Medical device fees to FDA will be nearly $1B, but review process to improve: 5 key notes

Written by Laura Dyrda | August 24, 2016 | Print  |

The FDA and device companies, through three trade associations, came to an agreement that will increase the user fees paid to the FDA to nearly $1 billion, according to a Politico report.

Here are five key notes:

 

1. A draft deal announced Monday has device companies paying nearly $1 billion in FDA fees from 2018 to 2022, a 68 percent increase from the current $595 million paid in a deal brokered in 2012.

 

2. The increased fee will allow the FDA to hire additional reviewers and fund IT and infrastructure improvements.

 

3. The agreement should reduce total review time for devices. New requirements stipulate two independent analyses of how the FDA managements the review process. The FDA will also have enhanced reporting requirements.

 

4. The FDA committed to provide company feedback five days before meetings on forthcoming applications. They will also undergo a pilot project to test the way real world evidence could be used to support pre-market activities.

 

5. The increased user fee for medical devices is expected to be bundled with increased user fees for branded drugs; the FDA is still finalizing negotiations with biologic and generic drug makers, according to the report.

 

6. The current agreements on user fees expire in October 2017.

 

More articles on orthopedic devices:
Could Johnson & Johnson hit $1T before Apple? 6 things to know
Global orthopedic devices market to hit $47.5B by 2020: 3 takeaways
Dr. James Andrews on game-changing elbow brace for pitchers: 5 highlights

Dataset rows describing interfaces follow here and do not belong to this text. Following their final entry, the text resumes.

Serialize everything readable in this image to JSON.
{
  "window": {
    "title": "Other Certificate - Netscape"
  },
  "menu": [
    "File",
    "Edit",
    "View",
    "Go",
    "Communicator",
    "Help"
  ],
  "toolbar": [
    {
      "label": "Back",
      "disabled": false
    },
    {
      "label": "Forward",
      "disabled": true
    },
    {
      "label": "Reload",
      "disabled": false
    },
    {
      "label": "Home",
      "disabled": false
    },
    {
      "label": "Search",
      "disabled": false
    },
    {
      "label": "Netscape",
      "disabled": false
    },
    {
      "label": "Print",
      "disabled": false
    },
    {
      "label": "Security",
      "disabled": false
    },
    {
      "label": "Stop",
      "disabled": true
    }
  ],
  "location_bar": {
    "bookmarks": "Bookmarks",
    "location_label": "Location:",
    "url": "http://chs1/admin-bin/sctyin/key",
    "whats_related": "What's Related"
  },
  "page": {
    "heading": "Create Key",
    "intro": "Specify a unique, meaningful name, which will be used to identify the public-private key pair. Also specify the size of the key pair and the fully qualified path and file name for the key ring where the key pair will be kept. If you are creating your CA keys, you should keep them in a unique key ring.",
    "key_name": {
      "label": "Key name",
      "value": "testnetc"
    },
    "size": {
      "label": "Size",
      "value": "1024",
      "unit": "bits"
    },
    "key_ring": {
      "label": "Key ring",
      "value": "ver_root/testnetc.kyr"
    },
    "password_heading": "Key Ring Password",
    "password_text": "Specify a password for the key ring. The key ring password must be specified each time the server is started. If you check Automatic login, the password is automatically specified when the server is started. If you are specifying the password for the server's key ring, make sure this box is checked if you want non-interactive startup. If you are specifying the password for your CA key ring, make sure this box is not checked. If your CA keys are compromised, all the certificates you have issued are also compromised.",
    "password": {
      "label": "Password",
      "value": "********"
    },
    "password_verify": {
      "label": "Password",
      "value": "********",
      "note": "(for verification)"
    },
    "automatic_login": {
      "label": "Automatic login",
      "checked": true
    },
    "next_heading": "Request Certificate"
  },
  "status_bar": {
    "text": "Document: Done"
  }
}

© Copyright ASC COMMUNICATIONS 2019. Interested in LINKING to or REPRINTING this content? View our policies here.

Top 40 Articles from the Past 6 Months